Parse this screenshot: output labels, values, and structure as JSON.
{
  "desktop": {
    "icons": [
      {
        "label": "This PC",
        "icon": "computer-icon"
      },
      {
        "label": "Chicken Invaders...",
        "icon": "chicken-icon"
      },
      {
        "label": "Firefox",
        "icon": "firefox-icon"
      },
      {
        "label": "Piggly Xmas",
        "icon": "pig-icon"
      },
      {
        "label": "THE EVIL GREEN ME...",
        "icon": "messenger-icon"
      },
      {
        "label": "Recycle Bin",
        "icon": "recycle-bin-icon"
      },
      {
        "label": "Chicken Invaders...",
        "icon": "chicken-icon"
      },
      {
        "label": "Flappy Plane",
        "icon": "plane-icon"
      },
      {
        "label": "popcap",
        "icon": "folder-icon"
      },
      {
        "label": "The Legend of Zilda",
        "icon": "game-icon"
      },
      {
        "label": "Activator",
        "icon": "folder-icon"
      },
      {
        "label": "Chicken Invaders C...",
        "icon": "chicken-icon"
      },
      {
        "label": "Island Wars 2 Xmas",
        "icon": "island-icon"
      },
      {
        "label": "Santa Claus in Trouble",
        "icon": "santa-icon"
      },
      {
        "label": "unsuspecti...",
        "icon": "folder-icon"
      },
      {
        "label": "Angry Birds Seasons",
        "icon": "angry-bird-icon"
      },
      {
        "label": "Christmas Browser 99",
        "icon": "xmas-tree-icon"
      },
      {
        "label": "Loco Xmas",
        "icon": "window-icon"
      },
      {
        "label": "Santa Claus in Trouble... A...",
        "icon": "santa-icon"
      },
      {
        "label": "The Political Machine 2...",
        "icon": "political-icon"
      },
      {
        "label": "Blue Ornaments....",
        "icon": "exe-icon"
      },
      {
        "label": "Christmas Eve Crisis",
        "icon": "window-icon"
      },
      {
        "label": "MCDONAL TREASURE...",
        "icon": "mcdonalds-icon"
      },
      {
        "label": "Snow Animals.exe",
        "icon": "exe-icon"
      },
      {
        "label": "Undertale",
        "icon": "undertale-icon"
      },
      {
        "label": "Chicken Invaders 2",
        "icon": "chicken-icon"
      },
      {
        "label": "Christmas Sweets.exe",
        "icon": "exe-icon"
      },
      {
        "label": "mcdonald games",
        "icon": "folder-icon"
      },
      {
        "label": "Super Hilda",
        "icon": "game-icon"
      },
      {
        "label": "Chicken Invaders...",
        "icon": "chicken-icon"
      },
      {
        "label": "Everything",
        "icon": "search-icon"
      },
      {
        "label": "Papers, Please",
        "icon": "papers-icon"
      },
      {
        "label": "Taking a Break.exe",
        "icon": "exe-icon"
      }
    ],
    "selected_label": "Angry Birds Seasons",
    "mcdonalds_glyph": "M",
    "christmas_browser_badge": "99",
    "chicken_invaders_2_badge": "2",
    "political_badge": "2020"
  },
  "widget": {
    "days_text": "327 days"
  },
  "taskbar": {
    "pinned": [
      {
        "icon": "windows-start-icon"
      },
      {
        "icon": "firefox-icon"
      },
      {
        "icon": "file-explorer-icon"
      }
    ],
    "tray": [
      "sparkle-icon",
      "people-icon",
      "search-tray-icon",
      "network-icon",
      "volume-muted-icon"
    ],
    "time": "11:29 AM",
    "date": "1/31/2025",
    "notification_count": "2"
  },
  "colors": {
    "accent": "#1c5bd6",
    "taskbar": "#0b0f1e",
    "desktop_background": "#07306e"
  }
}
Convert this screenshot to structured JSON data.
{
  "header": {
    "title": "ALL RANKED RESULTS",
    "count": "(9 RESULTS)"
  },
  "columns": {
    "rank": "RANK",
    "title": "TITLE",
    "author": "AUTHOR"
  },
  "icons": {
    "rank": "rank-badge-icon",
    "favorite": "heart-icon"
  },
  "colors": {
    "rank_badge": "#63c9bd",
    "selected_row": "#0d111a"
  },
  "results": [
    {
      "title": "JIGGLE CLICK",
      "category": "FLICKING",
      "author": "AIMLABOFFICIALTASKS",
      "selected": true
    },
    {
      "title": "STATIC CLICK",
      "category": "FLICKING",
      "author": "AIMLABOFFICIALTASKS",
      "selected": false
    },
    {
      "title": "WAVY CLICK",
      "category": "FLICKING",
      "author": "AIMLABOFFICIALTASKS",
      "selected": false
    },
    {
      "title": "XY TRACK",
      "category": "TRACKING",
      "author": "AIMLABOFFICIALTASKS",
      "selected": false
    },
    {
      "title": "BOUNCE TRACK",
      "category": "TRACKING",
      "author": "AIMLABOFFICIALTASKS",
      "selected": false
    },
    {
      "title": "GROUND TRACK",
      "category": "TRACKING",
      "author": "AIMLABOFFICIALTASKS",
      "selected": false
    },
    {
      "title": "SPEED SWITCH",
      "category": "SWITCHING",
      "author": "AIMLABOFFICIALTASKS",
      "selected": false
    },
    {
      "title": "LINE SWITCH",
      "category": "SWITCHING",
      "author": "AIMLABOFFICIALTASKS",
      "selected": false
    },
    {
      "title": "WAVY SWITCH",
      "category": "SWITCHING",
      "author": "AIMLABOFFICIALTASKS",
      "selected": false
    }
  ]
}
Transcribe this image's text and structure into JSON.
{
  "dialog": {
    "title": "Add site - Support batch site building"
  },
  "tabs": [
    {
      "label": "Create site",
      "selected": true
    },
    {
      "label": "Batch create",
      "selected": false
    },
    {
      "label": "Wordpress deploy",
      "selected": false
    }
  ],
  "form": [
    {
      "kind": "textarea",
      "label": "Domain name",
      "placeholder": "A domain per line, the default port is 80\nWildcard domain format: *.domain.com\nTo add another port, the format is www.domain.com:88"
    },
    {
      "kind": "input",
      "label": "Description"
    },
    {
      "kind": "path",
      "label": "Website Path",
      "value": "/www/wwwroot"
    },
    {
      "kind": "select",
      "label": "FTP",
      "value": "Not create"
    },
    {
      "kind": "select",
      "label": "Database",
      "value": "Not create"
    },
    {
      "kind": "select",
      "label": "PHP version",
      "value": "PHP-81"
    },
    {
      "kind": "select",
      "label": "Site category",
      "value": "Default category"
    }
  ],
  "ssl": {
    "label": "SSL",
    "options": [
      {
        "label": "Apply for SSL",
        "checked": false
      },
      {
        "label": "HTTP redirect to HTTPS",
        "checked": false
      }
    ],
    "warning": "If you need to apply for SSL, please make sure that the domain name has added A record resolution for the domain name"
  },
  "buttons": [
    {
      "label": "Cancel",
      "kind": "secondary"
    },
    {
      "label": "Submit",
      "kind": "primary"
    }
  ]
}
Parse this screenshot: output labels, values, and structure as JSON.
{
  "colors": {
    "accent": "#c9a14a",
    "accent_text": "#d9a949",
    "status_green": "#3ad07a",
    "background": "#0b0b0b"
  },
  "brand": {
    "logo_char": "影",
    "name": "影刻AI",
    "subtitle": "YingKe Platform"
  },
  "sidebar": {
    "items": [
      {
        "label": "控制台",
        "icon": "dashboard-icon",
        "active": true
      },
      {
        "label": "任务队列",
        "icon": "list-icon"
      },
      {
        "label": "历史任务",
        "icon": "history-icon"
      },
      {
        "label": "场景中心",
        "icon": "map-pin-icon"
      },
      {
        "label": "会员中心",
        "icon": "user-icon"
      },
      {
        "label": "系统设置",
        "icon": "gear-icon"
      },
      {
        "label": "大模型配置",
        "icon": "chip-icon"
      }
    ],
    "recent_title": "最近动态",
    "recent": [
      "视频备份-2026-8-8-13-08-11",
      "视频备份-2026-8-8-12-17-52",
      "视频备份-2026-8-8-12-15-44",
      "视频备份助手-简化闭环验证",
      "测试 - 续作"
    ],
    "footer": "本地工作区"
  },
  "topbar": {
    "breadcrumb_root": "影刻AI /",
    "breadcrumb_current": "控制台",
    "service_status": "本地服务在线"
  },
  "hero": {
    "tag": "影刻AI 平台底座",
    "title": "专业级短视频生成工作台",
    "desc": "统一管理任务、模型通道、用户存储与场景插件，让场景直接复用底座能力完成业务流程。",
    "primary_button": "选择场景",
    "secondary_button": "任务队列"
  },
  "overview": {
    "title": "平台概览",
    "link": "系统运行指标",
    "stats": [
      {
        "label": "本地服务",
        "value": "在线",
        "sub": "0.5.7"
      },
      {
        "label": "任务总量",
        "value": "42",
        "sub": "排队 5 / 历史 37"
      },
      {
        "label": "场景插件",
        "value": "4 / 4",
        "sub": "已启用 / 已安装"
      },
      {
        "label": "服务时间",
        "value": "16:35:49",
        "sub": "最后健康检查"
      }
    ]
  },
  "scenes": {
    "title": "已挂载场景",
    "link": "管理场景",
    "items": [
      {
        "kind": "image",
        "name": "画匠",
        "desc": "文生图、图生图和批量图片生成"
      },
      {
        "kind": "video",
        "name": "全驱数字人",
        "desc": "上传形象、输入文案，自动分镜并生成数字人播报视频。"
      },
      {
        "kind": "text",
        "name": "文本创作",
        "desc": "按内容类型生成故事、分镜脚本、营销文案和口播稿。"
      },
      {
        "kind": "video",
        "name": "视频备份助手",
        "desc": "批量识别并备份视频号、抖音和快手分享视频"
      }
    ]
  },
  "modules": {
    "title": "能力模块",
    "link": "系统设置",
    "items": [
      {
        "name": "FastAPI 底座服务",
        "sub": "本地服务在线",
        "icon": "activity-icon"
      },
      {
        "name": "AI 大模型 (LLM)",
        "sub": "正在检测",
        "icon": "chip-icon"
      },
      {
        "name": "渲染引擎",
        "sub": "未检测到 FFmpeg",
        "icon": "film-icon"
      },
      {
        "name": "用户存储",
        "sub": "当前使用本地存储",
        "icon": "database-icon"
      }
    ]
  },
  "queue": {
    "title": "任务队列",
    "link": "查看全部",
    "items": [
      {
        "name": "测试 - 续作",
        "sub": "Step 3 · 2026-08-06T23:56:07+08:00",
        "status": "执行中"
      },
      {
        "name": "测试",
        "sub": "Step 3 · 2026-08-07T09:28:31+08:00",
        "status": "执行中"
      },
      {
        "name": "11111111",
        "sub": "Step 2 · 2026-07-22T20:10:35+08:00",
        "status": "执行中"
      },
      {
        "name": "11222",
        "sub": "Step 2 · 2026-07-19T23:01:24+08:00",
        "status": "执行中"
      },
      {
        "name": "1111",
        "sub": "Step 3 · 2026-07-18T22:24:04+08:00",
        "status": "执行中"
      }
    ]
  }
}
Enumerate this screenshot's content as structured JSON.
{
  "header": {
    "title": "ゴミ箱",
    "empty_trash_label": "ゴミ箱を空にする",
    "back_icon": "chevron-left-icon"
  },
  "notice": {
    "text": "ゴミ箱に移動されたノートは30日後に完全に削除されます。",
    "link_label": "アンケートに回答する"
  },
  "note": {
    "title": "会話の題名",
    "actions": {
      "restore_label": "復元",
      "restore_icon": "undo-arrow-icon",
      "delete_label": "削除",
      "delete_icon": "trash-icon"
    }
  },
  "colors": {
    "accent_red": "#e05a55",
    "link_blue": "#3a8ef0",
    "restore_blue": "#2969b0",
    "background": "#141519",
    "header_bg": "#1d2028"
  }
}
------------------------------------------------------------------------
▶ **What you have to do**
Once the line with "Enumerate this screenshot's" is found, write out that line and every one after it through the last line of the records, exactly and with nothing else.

▶ **Your solution**
Enumerate this screenshot's content as structured JSON.
{
  "header": {
    "title": "ゴミ箱",
    "empty_trash_label": "ゴミ箱を空にする",
    "back_icon": "chevron-left-icon"
  },
  "notice": {
    "text": "ゴミ箱に移動されたノートは30日後に完全に削除されます。",
    "link_label": "アンケートに回答する"
  },
  "note": {
    "title": "会話の題名",
    "actions": {
      "restore_label": "復元",
      "restore_icon": "undo-arrow-icon",
      "delete_label": "削除",
      "delete_icon": "trash-icon"
    }
  },
  "colors": {
    "accent_red": "#e05a55",
    "link_blue": "#3a8ef0",
    "restore_blue": "#2969b0",
    "background": "#141519",
    "header_bg": "#1d2028"
  }
}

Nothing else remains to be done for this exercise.